What is this book? How do I read it?
What would you do if your 6-year-old sister was sitting next to you, while she was also talking to your parents in another room, in her mid-30s? What if you crawled through your brother’s bedroom window, into a girl who looked too much like you—and she told you this wasn’t your house? What if you had no control over your line through time?
These things happen. Even in the suburbs. This story is about a handful of people in the medium-size town of Wellesley, Massachusetts.
Think of this website like an open studio, me working while you walk around. Have a look, and please ask questions! I’m doing exactly what I would be doing if you weren’t reading it, except you are.
What’s it cost?
Nothing. Turns out monetizing this book makes me unhappy. I just want you to read it. I believe stories are better bartered for, anyway. If you want to support the project, please tweet about it, share it on Facebook, or tell someone you know, who also has a soft spot for time travel stories.
Who are you?
Everyone’s bios are right here.
What’s its story? How’d this start?
While I was at it, I wanted to evict dreams of my childhood house. They wouldn’t leave me alone. I wrote a few poems. I Googled a few place-names—you know, for spelling, to make sure so and so lived on Such and Such Road. I found a 125th Town Anniversary website, which had a little town history, from the Historical Society. It sounded alien to me. I suddenly realized I’ve never been taught a damn thing about my hometown. That website literally changed my life.
The dreams continued. When I was a kid, I used to dream of running away from the house. Sometimes a few nights a week. Now at night, I was approaching it. Before I knew it, I was inside. I wrote more, about the town, about growing up. A sort of “getting this on paper will help me past it.” The poems like little episodes. The dreams continued.
After a few months, the characters—a boy, his sister, their brother—started defining their own attitudes, experiences, and opinions. It’s less that I became friends with them. More like I’m their biographer now.
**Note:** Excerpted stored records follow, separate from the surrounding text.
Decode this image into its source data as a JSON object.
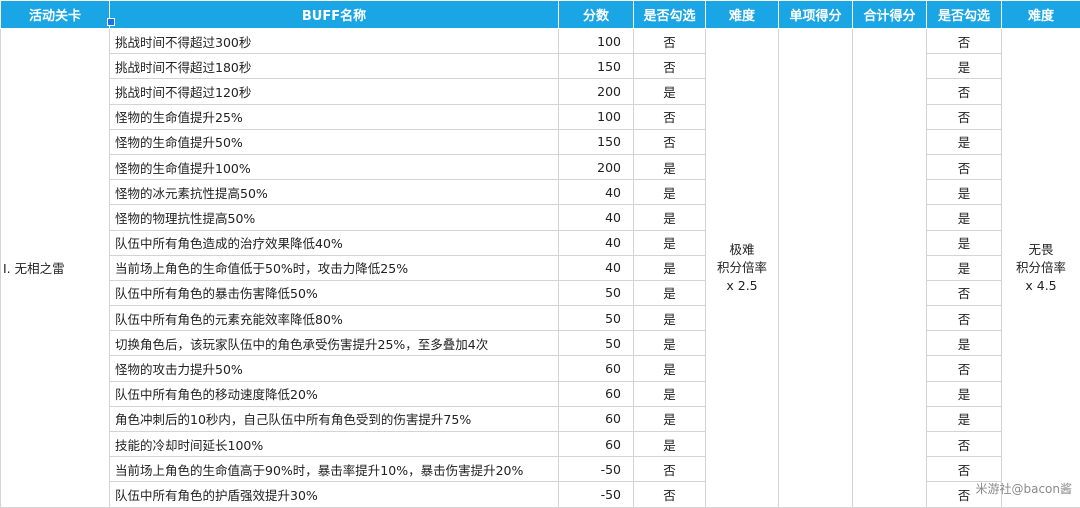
{
  "headers": [
    "活动关卡",
    "BUFF名称",
    "分数",
    "是否勾选",
    "难度",
    "单项得分",
    "合计得分",
    "是否勾选",
    "难度"
  ],
  "stage": "I. 无相之雷",
  "difficulty_left": [
    "极难",
    "积分倍率",
    "x 2.5"
  ],
  "difficulty_right": [
    "无畏",
    "积分倍率",
    "x 4.5"
  ],
  "rows": [
    {
      "name": "挑战时间不得超过300秒",
      "score": "100",
      "check1": "否",
      "check2": "否"
    },
    {
      "name": "挑战时间不得超过180秒",
      "score": "150",
      "check1": "否",
      "check2": "是"
    },
    {
      "name": "挑战时间不得超过120秒",
      "score": "200",
      "check1": "是",
      "check2": "否"
    },
    {
      "name": "怪物的生命值提升25%",
      "score": "100",
      "check1": "否",
      "check2": "否"
    },
    {
      "name": "怪物的生命值提升50%",
      "score": "150",
      "check1": "否",
      "check2": "是"
    },
    {
      "name": "怪物的生命值提升100%",
      "score": "200",
      "check1": "是",
      "check2": "否"
    },
    {
      "name": "怪物的冰元素抗性提高50%",
      "score": "40",
      "check1": "是",
      "check2": "是"
    },
    {
      "name": "怪物的物理抗性提高50%",
      "score": "40",
      "check1": "是",
      "check2": "是"
    },
    {
      "name": "队伍中所有角色造成的治疗效果降低40%",
      "score": "40",
      "check1": "是",
      "check2": "是"
    },
    {
      "name": "当前场上角色的生命值低于50%时，攻击力降低25%",
      "score": "40",
      "check1": "是",
      "check2": "是"
    },
    {
      "name": "队伍中所有角色的暴击伤害降低50%",
      "score": "50",
      "check1": "是",
      "check2": "否"
    },
    {
      "name": "队伍中所有角色的元素充能效率降低80%",
      "score": "50",
      "check1": "是",
      "check2": "否"
    },
    {
      "name": "切换角色后，该玩家队伍中的角色承受伤害提升25%，至多叠加4次",
      "score": "50",
      "check1": "是",
      "check2": "是"
    },
    {
      "name": "怪物的攻击力提升50%",
      "score": "60",
      "check1": "是",
      "check2": "否"
    },
    {
      "name": "队伍中所有角色的移动速度降低20%",
      "score": "60",
      "check1": "是",
      "check2": "是"
    },
    {
      "name": "角色冲刺后的10秒内，自己队伍中所有角色受到的伤害提升75%",
      "score": "60",
      "check1": "是",
      "check2": "是"
    },
    {
      "name": "技能的冷却时间延长100%",
      "score": "60",
      "check1": "是",
      "check2": "否"
    },
    {
      "name": "当前场上角色的生命值高于90%时，暴击率提升10%，暴击伤害提升20%",
      "score": "-50",
      "check1": "否",
      "check2": "否"
    },
    {
      "name": "队伍中所有角色的护盾强效提升30%",
      "score": "-50",
      "check1": "否",
      "check2": "否"
    }
  ],
  "watermark": "米游社@bacon酱",
  "colors": {
    "header_bg": "#1aa6e4",
    "header_text": "#ffffff",
    "grid": "#d4d4d4"
  }
}
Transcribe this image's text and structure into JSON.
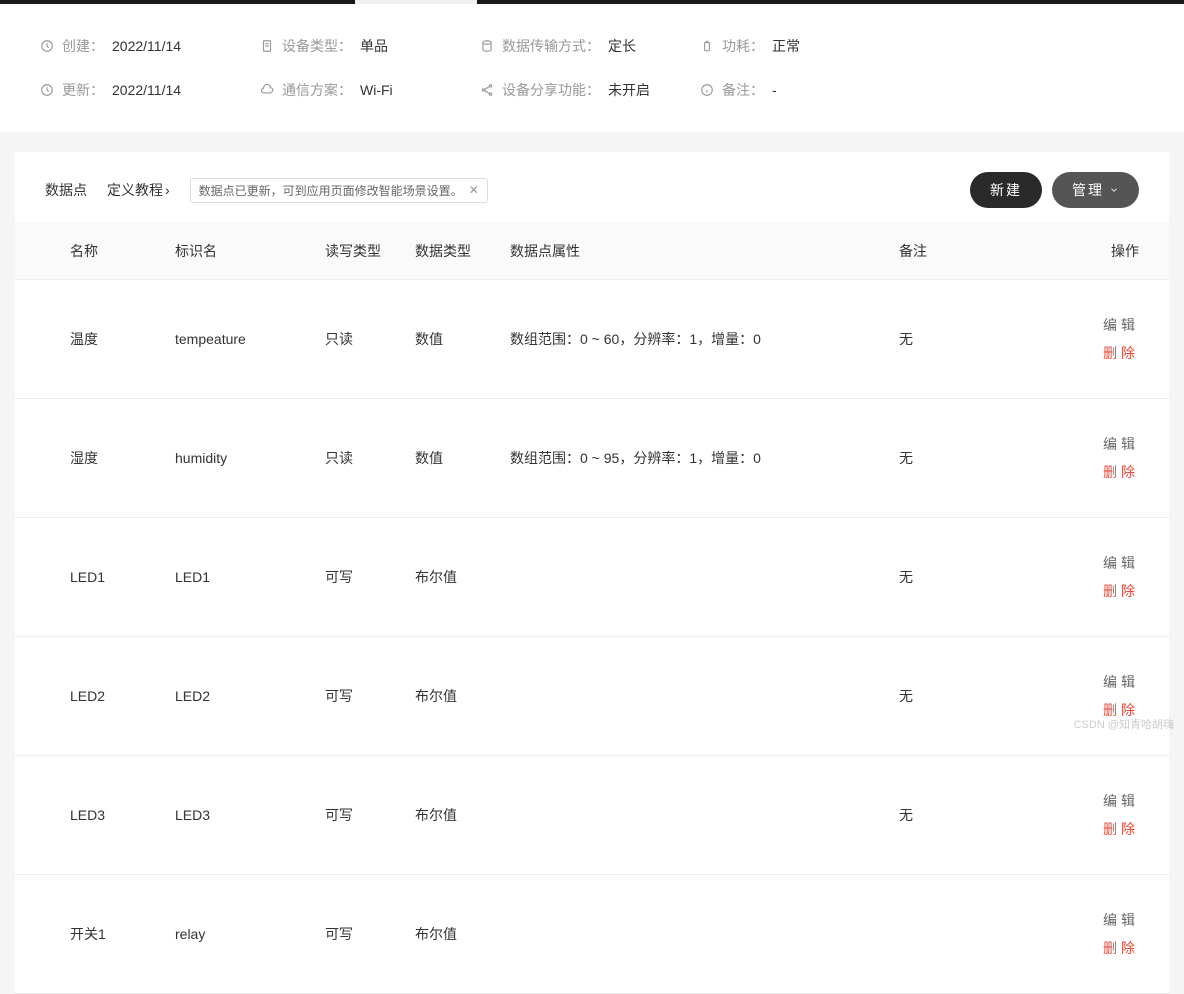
{
  "info": {
    "created": {
      "label": "创建：",
      "value": "2022/11/14"
    },
    "updated": {
      "label": "更新：",
      "value": "2022/11/14"
    },
    "deviceType": {
      "label": "设备类型：",
      "value": "单品"
    },
    "commScheme": {
      "label": "通信方案：",
      "value": "Wi-Fi"
    },
    "transferMode": {
      "label": "数据传输方式：",
      "value": "定长"
    },
    "shareFeature": {
      "label": "设备分享功能：",
      "value": "未开启"
    },
    "power": {
      "label": "功耗：",
      "value": "正常"
    },
    "remark": {
      "label": "备注：",
      "value": "-"
    }
  },
  "toolbar": {
    "sectionTitle": "数据点",
    "tutorialLink": "定义教程",
    "notice": "数据点已更新，可到应用页面修改智能场景设置。",
    "newButton": "新建",
    "manageButton": "管理"
  },
  "headers": {
    "name": "名称",
    "identifier": "标识名",
    "rwType": "读写类型",
    "dataType": "数据类型",
    "attrs": "数据点属性",
    "remark": "备注",
    "actions": "操作"
  },
  "actions": {
    "edit": "编辑",
    "delete": "删除"
  },
  "rows": [
    {
      "name": "温度",
      "identifier": "tempeature",
      "rwType": "只读",
      "dataType": "数值",
      "attrs": "数组范围：0 ~ 60，分辨率：1，增量：0",
      "remark": "无"
    },
    {
      "name": "湿度",
      "identifier": "humidity",
      "rwType": "只读",
      "dataType": "数值",
      "attrs": "数组范围：0 ~ 95，分辨率：1，增量：0",
      "remark": "无"
    },
    {
      "name": "LED1",
      "identifier": "LED1",
      "rwType": "可写",
      "dataType": "布尔值",
      "attrs": "",
      "remark": "无"
    },
    {
      "name": "LED2",
      "identifier": "LED2",
      "rwType": "可写",
      "dataType": "布尔值",
      "attrs": "",
      "remark": "无"
    },
    {
      "name": "LED3",
      "identifier": "LED3",
      "rwType": "可写",
      "dataType": "布尔值",
      "attrs": "",
      "remark": "无"
    },
    {
      "name": "开关1",
      "identifier": "relay",
      "rwType": "可写",
      "dataType": "布尔值",
      "attrs": "",
      "remark": ""
    }
  ],
  "watermark": "CSDN @知青哈胡嗨"
}
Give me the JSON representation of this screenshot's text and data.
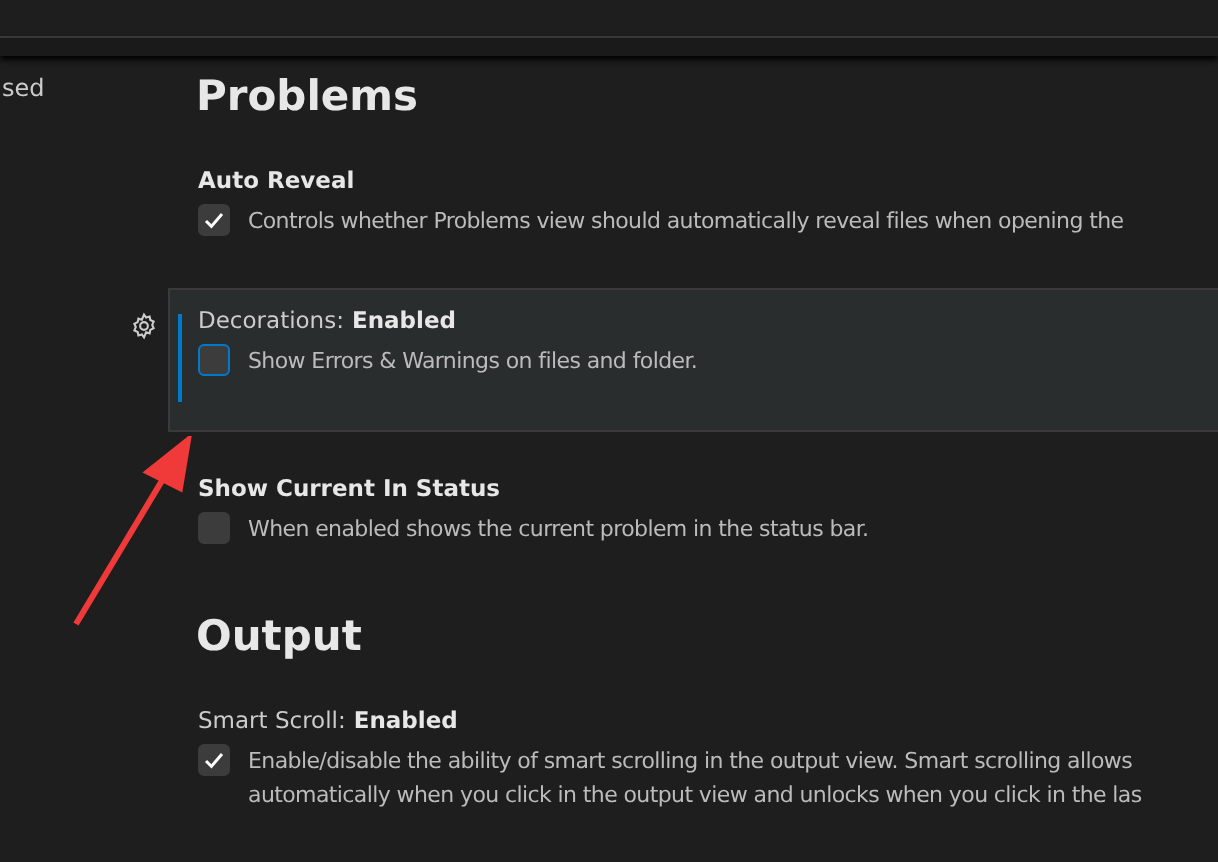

I think when I dream of the house, I dream myself to one nearby. I don’t meet them, but other inhabitants of a house that occupies the same geographic space as their house, and mine. Sometimes there are rooms where I don’t remember them.
For a while I was an intruder; when someone found me, out I went. After a year or two, and six months of the dream-house uninhabited, we settled on some kind of deal. I could come and go. Then I would show up in my old bedroom with just a few boxes left to pack, and too busy, too tired to do it.
Lately things have been getting interesting again. In late 2013 Estuary and Freshwater met me in a hallway and introduced themselves. We shook hands. I gushed. In early 2014, I dreamed my best friend (here in Albuquerque) was in the kitchen (there in Wellesley) and firmly aware that I was dreaming, I asked him who he was. He gave me the name of a woman I’ve been looking for ever since.
Many people, and at least a few not-humans, have made this book what it is (and has been). Each of the persons below was responsible for a breakthrough in my understanding of this story. This book simply couldn’t exist in this form without their compassion, assistance, stories—and in those remarkable cases, above-and-beyond willingness to talk about the house we at some time all called home. In your way, each of you is a prophet of this story:
Walter and Mary, and Sue
Jill and Gladys Milroy
Lee Francis IV
Dr. Dan Longboat